Nina Nina was no ordinary gorilla. The scientists had thought that she was unique since she was a new born. But most of all she was mentally quick. Not like the other gorillas in her reserve. If she saw things once, she could mimic them perfectly afterward. She did this with all the gorillas in her reserve. She soon learned how everything in her pack was done.
Her days grew boring rapidly. The other gorillas never changed. It was the same thing day in day out. The only thing that was fun anymore was when the people came. They would usually bring her down into a white room and play interesting games with her.
"She's remarkable"ÃÂ One of the scientists, Scott, stated excitingly. "How long have you been studying her?"ÃÂ He curiously asked.
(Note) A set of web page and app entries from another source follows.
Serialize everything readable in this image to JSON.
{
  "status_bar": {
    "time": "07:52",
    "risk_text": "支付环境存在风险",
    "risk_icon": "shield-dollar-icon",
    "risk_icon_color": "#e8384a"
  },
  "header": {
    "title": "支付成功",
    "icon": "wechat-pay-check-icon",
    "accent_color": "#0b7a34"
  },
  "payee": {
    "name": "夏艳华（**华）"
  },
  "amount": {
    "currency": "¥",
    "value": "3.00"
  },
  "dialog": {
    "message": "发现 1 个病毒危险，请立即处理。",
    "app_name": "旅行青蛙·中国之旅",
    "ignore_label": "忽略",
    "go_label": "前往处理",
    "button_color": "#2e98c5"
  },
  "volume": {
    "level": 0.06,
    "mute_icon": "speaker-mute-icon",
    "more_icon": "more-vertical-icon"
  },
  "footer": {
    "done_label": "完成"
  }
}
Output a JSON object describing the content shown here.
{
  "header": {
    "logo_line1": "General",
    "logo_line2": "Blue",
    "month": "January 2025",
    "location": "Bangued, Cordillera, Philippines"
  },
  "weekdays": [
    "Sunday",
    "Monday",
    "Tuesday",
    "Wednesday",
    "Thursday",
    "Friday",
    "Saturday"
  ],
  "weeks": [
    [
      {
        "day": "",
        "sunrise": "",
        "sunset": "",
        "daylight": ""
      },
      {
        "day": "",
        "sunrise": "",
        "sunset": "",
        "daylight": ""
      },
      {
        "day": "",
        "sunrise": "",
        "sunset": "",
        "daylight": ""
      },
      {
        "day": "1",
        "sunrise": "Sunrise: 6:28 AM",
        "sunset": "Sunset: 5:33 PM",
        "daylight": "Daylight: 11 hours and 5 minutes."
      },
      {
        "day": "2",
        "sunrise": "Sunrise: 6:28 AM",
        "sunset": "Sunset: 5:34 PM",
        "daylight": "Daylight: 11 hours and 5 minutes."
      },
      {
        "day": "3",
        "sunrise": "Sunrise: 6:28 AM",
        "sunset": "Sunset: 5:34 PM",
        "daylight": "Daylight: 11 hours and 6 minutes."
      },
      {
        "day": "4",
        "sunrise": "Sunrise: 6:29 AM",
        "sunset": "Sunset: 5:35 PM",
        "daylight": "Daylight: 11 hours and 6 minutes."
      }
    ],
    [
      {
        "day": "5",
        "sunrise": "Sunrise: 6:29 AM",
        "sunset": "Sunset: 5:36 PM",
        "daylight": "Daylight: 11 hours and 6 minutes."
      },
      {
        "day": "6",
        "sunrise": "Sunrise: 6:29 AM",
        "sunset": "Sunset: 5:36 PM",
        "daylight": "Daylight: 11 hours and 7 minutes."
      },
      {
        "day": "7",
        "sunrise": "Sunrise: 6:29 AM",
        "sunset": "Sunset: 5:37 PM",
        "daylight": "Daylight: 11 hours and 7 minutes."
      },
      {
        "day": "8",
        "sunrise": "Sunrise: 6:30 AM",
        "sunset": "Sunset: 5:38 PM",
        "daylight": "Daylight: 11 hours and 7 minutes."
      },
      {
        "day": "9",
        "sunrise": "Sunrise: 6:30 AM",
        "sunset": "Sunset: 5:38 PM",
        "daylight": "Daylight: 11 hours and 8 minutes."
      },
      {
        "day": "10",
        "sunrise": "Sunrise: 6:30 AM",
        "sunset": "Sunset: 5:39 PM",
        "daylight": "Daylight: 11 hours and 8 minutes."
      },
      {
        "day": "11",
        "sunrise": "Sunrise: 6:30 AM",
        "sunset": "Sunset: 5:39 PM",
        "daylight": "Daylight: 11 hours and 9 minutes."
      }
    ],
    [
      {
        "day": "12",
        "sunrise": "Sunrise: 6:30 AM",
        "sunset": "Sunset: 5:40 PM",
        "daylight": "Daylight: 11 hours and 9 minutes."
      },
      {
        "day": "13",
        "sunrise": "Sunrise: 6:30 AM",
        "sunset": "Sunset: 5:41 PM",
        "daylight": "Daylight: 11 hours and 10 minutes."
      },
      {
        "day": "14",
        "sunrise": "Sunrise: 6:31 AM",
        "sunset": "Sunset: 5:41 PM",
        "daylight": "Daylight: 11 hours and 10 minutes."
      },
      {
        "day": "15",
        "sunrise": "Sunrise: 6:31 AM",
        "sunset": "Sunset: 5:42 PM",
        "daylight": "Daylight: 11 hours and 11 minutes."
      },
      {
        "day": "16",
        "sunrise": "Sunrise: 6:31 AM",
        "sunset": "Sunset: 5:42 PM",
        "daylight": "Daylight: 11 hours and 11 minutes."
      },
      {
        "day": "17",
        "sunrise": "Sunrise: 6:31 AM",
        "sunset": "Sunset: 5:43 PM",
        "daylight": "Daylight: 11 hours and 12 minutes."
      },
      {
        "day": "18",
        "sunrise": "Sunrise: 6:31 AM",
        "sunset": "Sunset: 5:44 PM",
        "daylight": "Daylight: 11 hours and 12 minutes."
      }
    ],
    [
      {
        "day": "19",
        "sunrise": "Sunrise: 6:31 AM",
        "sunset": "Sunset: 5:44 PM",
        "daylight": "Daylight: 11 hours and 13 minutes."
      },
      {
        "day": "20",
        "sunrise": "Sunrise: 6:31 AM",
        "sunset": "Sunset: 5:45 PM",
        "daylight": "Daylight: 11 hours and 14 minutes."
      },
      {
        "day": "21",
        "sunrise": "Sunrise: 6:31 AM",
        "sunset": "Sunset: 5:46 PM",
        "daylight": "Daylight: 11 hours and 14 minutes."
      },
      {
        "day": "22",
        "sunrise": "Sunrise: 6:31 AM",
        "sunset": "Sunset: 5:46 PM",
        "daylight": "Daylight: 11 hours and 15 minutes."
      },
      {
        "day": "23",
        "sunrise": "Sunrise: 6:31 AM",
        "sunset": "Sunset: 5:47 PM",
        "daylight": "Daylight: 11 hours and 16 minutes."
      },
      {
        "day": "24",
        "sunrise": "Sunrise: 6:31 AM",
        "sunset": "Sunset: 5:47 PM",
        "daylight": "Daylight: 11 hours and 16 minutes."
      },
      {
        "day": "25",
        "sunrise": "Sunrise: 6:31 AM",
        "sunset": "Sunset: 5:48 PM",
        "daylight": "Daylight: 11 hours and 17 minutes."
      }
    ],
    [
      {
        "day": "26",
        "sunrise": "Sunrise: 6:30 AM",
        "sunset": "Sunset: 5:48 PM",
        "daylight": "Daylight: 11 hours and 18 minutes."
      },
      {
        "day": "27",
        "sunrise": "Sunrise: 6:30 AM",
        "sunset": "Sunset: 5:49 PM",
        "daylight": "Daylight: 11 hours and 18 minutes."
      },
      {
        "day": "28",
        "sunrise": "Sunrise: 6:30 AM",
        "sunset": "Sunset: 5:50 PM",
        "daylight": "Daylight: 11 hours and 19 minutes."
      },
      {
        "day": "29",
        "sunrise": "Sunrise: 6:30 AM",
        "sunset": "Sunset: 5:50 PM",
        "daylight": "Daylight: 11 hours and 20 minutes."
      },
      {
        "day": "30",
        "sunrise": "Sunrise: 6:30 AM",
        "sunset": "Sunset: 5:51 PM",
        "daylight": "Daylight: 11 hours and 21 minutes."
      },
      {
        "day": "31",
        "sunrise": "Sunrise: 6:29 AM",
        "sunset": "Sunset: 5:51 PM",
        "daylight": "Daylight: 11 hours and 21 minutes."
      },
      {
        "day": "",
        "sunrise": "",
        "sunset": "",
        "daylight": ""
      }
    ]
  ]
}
"Two months. She already knows the alphabet, and motions for food, water, stuff like that."ÃÂ The scientist Ivan informed him.
"Is this the first one you've taught sign language to?"ÃÂ The young scientist asked? "No, There have been others; not as good, but others,"ÃÂ Ivan stated. " I must say, she shows some potential that the others never had."ÃÂ "Game time again!"ÃÂ Nina thought excitedly. They were now playing hide and go seek. They put all the objects into a soft mesh bag. She looked at the people wondering what they would have her search for now. The scientist brought up his hand. His soft pale hand slowly formed into a C. He finished off the simple word with the signs for a U and P. She quickly remembered that those signs meant the cup with the handle on it. He wanted the cup. She rushed over to the overstuffed bag. It took her minute to find the object. She pulled the cup out, and quickly brought it to the man. He seemed very pleased, and smiled; while patting her on the head. She sat down, and waited for the next command.
Today, scientists know Nina as the only gorilla, or animal, that could that ever do and perform sign language fluently. She continued to study, play, with the scientists for many years to come. Nina is now one of the most praised and studied animals of the century. She lived a long healthy life. She brought forth new studies and information. And her longing to keep on playing, and learning, changed the world.